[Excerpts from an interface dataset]
-=-=-=-=-

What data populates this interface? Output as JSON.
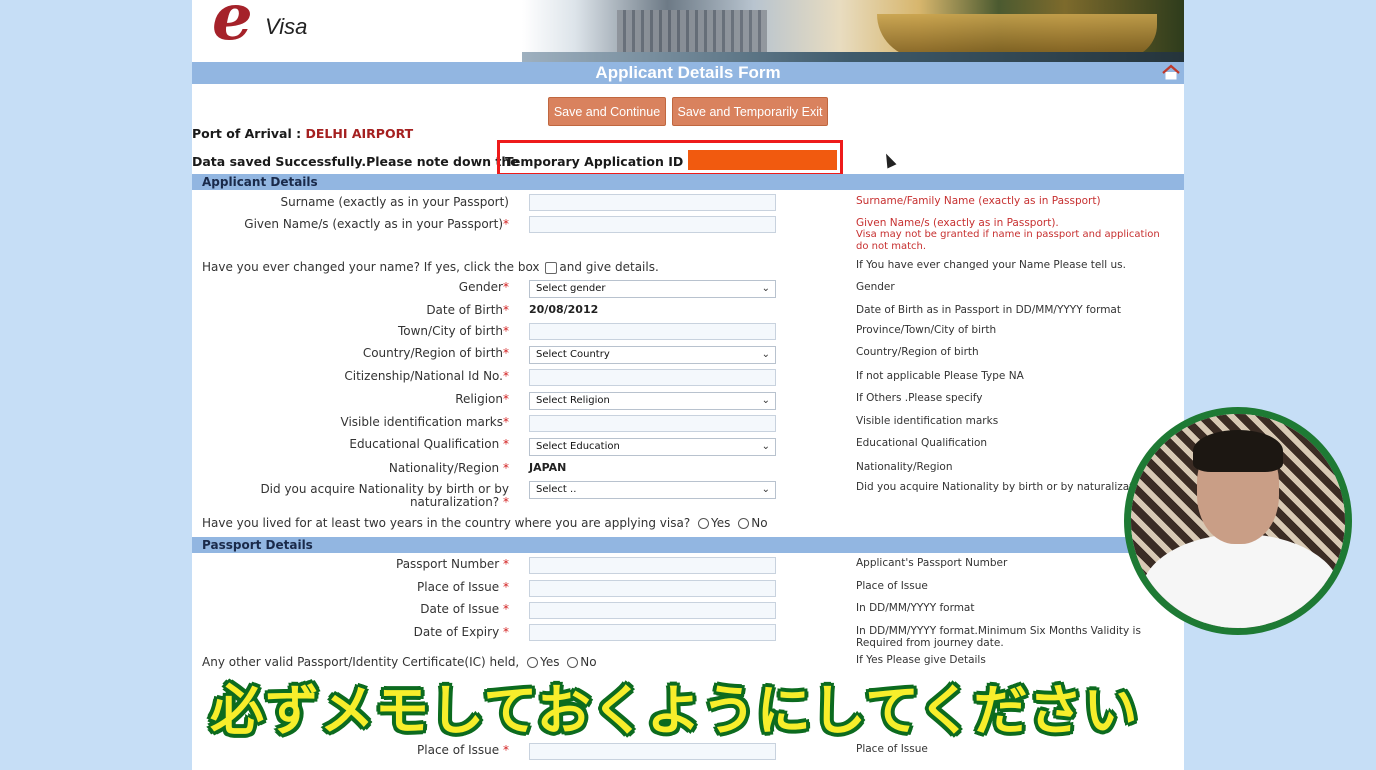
{
  "logo": {
    "e": "e",
    "visa": "Visa"
  },
  "title": "Applicant Details Form",
  "buttons": {
    "save_continue": "Save and Continue",
    "save_exit": "Save and Temporarily Exit"
  },
  "port": {
    "label": "Port of Arrival :",
    "value": "DELHI AIRPORT"
  },
  "saved_msg": {
    "text": "Data saved Successfully.Please note down the",
    "id_label": "Temporary Application ID :"
  },
  "sections": {
    "applicant": "Applicant Details",
    "passport": "Passport Details"
  },
  "fields": {
    "surname": {
      "label": "Surname (exactly as in your Passport)",
      "help": "Surname/Family Name (exactly as in Passport)"
    },
    "given": {
      "label": "Given Name/s (exactly as in your Passport)",
      "help": "Given Name/s (exactly as in Passport).",
      "help2": "Visa may not be granted if name in passport and application",
      "help3": "do not match."
    },
    "changed": {
      "label_a": "Have you ever changed your name? If yes, click the box",
      "label_b": "and give details.",
      "help": "If You have ever changed your Name Please tell us."
    },
    "gender": {
      "label": "Gender",
      "value": "Select gender",
      "help": "Gender"
    },
    "dob": {
      "label": "Date of Birth",
      "value": "20/08/2012",
      "help": "Date of Birth as in Passport in DD/MM/YYYY format"
    },
    "town": {
      "label": "Town/City of birth",
      "help": "Province/Town/City of birth"
    },
    "country": {
      "label": "Country/Region of birth",
      "value": "Select Country",
      "help": "Country/Region of birth"
    },
    "citizenship": {
      "label": "Citizenship/National Id No.",
      "help": "If not applicable Please Type NA"
    },
    "religion": {
      "label": "Religion",
      "value": "Select Religion",
      "help": "If Others .Please specify"
    },
    "marks": {
      "label": "Visible identification marks",
      "help": "Visible identification marks"
    },
    "education": {
      "label": "Educational Qualification",
      "value": "Select Education",
      "help": "Educational Qualification"
    },
    "nationality": {
      "label": "Nationality/Region",
      "value": "JAPAN",
      "help": "Nationality/Region"
    },
    "acquire": {
      "label1": "Did you acquire Nationality by birth or by",
      "label2": "naturalization?",
      "value": "Select ..",
      "help": "Did you acquire Nationality by birth or by naturalizatio"
    },
    "lived": {
      "label": "Have you lived for at least two years in the country where you are applying visa?",
      "yes": "Yes",
      "no": "No"
    },
    "passport_no": {
      "label": "Passport Number",
      "help": "Applicant's Passport Number"
    },
    "place_issue": {
      "label": "Place of Issue",
      "help": "Place of Issue"
    },
    "date_issue": {
      "label": "Date of Issue",
      "help": "In DD/MM/YYYY format"
    },
    "date_expiry": {
      "label": "Date of Expiry",
      "help": "In DD/MM/YYYY format.Minimum Six Months Validity is",
      "help2": "Required from journey date."
    },
    "other_passport": {
      "label": "Any other valid Passport/Identity Certificate(IC) held,",
      "yes": "Yes",
      "no": "No",
      "help": "If Yes Please give Details"
    },
    "place_issue2": {
      "label": "Place of Issue",
      "help": "Place of Issue"
    }
  },
  "star": "*",
  "subtitle": "必ずメモしておくようにしてください",
  "colors": {
    "accent": "#92b6e1",
    "button": "#d9825e",
    "highlight": "#ee1b1b",
    "redact": "#f15a0f",
    "subtitle_fill": "#f7ee2b",
    "subtitle_stroke": "#0c6b1f"
  }
}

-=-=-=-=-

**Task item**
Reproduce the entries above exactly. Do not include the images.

**Response box**
What data populates this interface? Output as JSON.
{
  "logo": {
    "e": "e",
    "visa": "Visa"
  },
  "title": "Applicant Details Form",
  "buttons": {
    "save_continue": "Save and Continue",
    "save_exit": "Save and Temporarily Exit"
  },
  "port": {
    "label": "Port of Arrival :",
    "value": "DELHI AIRPORT"
  },
  "saved_msg": {
    "text": "Data saved Successfully.Please note down the",
    "id_label": "Temporary Application ID :"
  },
  "sections": {
    "applicant": "Applicant Details",
    "passport": "Passport Details"
  },
  "fields": {
    "surname": {
      "label": "Surname (exactly as in your Passport)",
      "help": "Surname/Family Name (exactly as in Passport)"
    },
    "given": {
      "label": "Given Name/s (exactly as in your Passport)",
      "help": "Given Name/s (exactly as in Passport).",
      "help2": "Visa may not be granted if name in passport and application",
      "help3": "do not match."
    },
    "changed": {
      "label_a": "Have you ever changed your name? If yes, click the box",
      "label_b": "and give details.",
      "help": "If You have ever changed your Name Please tell us."
    },
    "gender": {
      "label": "Gender",
      "value": "Select gender",
      "help": "Gender"
    },
    "dob": {
      "label": "Date of Birth",
      "value": "20/08/2012",
      "help": "Date of Birth as in Passport in DD/MM/YYYY format"
    },
    "town": {
      "label": "Town/City of birth",
      "help": "Province/Town/City of birth"
    },
    "country": {
      "label": "Country/Region of birth",
      "value": "Select Country",
      "help": "Country/Region of birth"
    },
    "citizenship": {
      "label": "Citizenship/National Id No.",
      "help": "If not applicable Please Type NA"
    },
    "religion": {
      "label": "Religion",
      "value": "Select Religion",
      "help": "If Others .Please specify"
    },
    "marks": {
      "label": "Visible identification marks",
      "help": "Visible identification marks"
    },
    "education": {
      "label": "Educational Qualification",
      "value": "Select Education",
      "help": "Educational Qualification"
    },
    "nationality": {
      "label": "Nationality/Region",
      "value": "JAPAN",
      "help": "Nationality/Region"
    },
    "acquire": {
      "label1": "Did you acquire Nationality by birth or by",
      "label2": "naturalization?",
      "value": "Select ..",
      "help": "Did you acquire Nationality by birth or by naturalizatio"
    },
    "lived": {
      "label": "Have you lived for at least two years in the country where you are applying visa?",
      "yes": "Yes",
      "no": "No"
    },
    "passport_no": {
      "label": "Passport Number",
      "help": "Applicant's Passport Number"
    },
    "place_issue": {
      "label": "Place of Issue",
      "help": "Place of Issue"
    },
    "date_issue": {
      "label": "Date of Issue",
      "help": "In DD/MM/YYYY format"
    },
    "date_expiry": {
      "label": "Date of Expiry",
      "help": "In DD/MM/YYYY format.Minimum Six Months Validity is",
      "help2": "Required from journey date."
    },
    "other_passport": {
      "label": "Any other valid Passport/Identity Certificate(IC) held,",
      "yes": "Yes",
      "no": "No",
      "help": "If Yes Please give Details"
    },
    "place_issue2": {
      "label": "Place of Issue",
      "help": "Place of Issue"
    }
  },
  "star": "*",
  "subtitle": "必ずメモしておくようにしてください",
  "colors": {
    "accent": "#92b6e1",
    "button": "#d9825e",
    "highlight": "#ee1b1b",
    "redact": "#f15a0f",
    "subtitle_fill": "#f7ee2b",
    "subtitle_stroke": "#0c6b1f"
  }
}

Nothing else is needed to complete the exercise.